Editor: Roger Farr
Advisory Editor: Reg Johanson
No friends of the Standards, PARSER is a journal of poetry and poetics with a penchant for anarchism. PARSER wants to help extend your social horizon. But PARSER wants you to read PARSER first.
- Alice Becker-Ho
- Alfredo Bonanno
- Roger Farr
- P. Inman
- Reg Johanson
- Wolfi Landstreicher
- Dorothy Trujillo Lusk
- John McHale
- Aaron Vidaver
- Rita Wong
PARSER, Box 2684, Stn Terminal, Vancouver BC Canada V6B 3W8
parsermag.org or email@example.com

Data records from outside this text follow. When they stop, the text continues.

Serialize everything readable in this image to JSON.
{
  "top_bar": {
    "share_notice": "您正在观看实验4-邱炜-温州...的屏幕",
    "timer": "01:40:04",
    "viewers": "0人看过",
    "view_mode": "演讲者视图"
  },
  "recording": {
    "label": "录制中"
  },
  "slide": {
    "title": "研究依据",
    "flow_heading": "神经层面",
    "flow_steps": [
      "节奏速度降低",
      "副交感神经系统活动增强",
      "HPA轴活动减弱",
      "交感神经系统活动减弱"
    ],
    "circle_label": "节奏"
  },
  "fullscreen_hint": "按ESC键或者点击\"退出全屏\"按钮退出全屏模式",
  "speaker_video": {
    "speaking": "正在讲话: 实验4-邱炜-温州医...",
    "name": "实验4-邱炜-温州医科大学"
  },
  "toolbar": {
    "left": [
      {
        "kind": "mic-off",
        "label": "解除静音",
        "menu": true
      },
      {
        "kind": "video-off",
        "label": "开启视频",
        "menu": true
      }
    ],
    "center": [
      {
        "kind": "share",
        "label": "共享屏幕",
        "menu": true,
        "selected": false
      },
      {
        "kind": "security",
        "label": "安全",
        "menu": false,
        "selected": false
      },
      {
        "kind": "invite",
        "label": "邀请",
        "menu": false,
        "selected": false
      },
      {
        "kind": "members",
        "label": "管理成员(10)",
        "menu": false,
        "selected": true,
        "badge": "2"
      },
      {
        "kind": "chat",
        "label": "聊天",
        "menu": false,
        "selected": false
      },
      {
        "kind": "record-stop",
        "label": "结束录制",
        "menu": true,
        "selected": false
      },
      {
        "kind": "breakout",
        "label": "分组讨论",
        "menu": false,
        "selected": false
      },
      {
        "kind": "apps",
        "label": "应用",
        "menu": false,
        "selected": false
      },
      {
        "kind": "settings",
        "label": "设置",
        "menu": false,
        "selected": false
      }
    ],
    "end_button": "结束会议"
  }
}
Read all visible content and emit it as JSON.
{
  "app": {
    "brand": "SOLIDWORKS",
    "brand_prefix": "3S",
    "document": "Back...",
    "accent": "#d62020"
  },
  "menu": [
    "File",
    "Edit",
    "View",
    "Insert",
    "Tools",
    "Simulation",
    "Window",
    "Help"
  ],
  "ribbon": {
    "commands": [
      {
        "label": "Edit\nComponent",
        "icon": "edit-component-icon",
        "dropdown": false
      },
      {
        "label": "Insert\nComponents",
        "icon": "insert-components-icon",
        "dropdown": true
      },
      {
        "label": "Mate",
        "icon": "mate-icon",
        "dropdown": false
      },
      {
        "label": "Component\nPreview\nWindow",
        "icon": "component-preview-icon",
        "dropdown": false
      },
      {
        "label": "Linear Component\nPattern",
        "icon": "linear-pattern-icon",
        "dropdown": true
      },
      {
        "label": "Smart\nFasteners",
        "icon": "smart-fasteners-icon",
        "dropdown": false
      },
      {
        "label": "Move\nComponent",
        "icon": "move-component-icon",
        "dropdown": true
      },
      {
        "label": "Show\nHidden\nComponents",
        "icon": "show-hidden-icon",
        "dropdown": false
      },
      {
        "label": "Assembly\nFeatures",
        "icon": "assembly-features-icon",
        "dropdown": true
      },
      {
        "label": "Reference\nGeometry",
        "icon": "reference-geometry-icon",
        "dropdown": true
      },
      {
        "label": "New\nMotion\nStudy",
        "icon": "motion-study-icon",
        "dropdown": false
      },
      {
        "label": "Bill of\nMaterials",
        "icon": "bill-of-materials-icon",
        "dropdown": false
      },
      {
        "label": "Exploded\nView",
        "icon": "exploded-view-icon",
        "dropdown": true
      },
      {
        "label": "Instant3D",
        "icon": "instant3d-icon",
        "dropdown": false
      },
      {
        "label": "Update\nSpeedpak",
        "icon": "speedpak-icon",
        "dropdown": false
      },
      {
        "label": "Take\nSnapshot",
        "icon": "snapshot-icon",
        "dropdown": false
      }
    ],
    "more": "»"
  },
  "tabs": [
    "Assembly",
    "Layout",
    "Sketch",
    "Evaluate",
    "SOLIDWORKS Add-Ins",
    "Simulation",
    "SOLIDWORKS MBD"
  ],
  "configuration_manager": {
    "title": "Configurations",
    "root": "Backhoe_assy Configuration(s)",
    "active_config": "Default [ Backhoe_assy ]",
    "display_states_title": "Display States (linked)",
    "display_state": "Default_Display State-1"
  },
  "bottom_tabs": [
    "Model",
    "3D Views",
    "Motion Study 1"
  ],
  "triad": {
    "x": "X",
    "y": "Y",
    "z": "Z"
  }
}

Are my feet on the ground yet? Now I can finally talk about the first issue of PARSER that arrived two months or so ago, after even further months of anticipation. Any journal or publication of any kind anywhere that manages to get writing out of Vancouver poet (and Ottawa Valley-raised) Dorothy Trujillo Lusk deserves a medal of some kind (I’ve been trying to get poetry out of her for years, for issues of ottawater…), and I’ve just been staggered by the poetry of Rita Wong lately (she apparently has a new book out any minute now with Nightwood Editions). Aside from that, seeing the first issue of any journal is certainly a cause for celebration, and I applaud the ambitious aspects of what the editors are attempting with this publication, putting some of their Vancouver that doesn’t often make it into Canadian literary journals in a finally available forum.
p a r e n t (h) e t (h) i c a l b r e a t h
from & for rk
if these cells ever absorb the warmth of an Indian autumn:
perambulatory witness to neo-colonial streets in saltwater city,
Aboriginal Columbia, this year of increasing immune system
a pulmonary commons called planet
a breath that met another in the commotion of nouns, gerunds,
subordinate clauses cluttering the historical air: whoo-oosh!
urban smog doesn’t obscure empire’s smash, just clings to its
paraphernalia, obdurate rem(a)inder
dene becomes need if you throw off regulation, peregrinatory
holy need chirps on these wintry pages, migratory passages
looking to make “generosity of method” homing pigeons to
carry these unrelenting songs (Rita Wong, from FORAGE)
There is a whole aspect of “difficult” work that Canadiana doesn’t really seem to want to have to deal with, whether the work of the Kootenay School of Writing (check out their online pdf journal W) or other forms that fall outside of mainstream standards (or ideas of “hipness”), an idea that I’ve always found rather frustrating. When Queen Street Quarterly finally ended their run, there was suddenly a whole range of Canadian writers and writing no longer available in journal form anywhere in the country. Why do you think that is?